In 2003, while touring for Animositisomina, Jourgensen’s wife and business manager Angie Jourgensen accused Barker of stealing from Jourgensen. Barker finished the tour, but quit the band as soon as it was over. Now, obviously, I wasn’t there, but do you know of any junkies that can keep track of their money? The only one I can think of is Duff McKagan, and that’s because he actually went to college so he could do the research to find out where Geffen Records spent his money.
During the recording sessions, John Monte (M.O.D. / Mind Funk) was brought in to play bass for the album, but overdosed while rehearsing for the tour. Drums were performed to an unknown degree by Rey Washam, but his performance went uncredited. The rest of the drums were provided by Max Brody and Mark Baker.
The album was released on June 21, 2004 to mostly positive reviews. For someone who hates Psalm 69 so much, Jourgensen sure didn’t have a problem rehashing the thrash metal template for this album (or the next three). This was the start of his “Bush Trilogy”, and all of the songs start with “W” (except “No W”, but c’mon), which Jourgensen said was not planned. Sure. Also, for as much shit as he talks about Connelly, he went to the well of his “TV Song” template with “WTV”. But all snark aside, it’s a pretty good album, and I was actually disappointed at how good it was because I wanted to hate it since Barker had left.
After the tour, Angie Jourgensen would also accuse Mike Scaccia of theft, causing him to quit as well.
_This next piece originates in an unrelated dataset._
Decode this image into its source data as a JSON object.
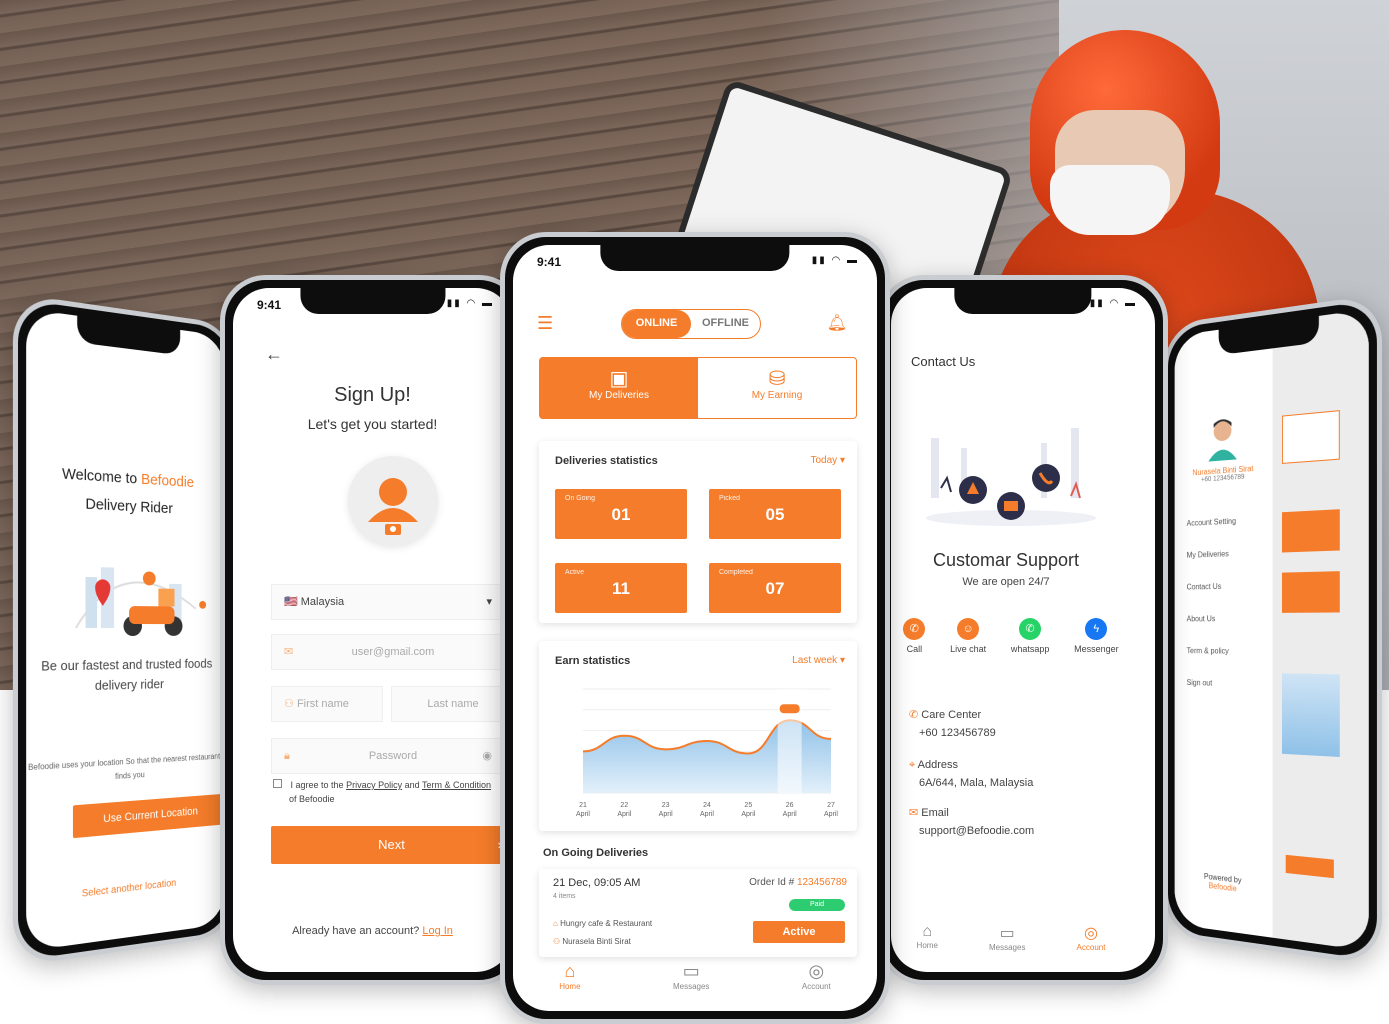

Damage Manual – Limited Edition (2005)
Connelly and Atkins attempted to resurrect Damage Manual, without Geordie Walker and without Jah Wobble. Instead, they enlisted Steven Siebold of Hate Dept. on guitar and bass, and Connelly also supplementing with additional guitar. After the release of Limited Edition, the band made two attempts to tour, both failures. The first canceled due to a family emergency for Atkins, the second for an undisclosed illness with Connelly.
The album is mostly really good. It leans more on Kraut-rock than traditional post-punk or industrial, but those elements are also there. It’s also not anything near Murder Inc., so that’s out of the way. It’s not as experimental as One or Damage Manual, but it’s not exactly pop music either. The drums are front and center on this album, and no better example is “South Pole Fighters”, which is just drums with some accented bass and synths, and Connelly’s thick Scottish accent talking about some nonsense. “No Act of Grace” is a heavier guitar rock song, while “Mad Dialect” uses guitar as more of a punctuation to hold up the simple beat and the repeating synth lines.
It also has a remix of earlier Damage Manual track “Expand”, remixed by Can.
Next week: The return of RevCo (sort of), a vanity record label, and Chris Connelly gets creepy.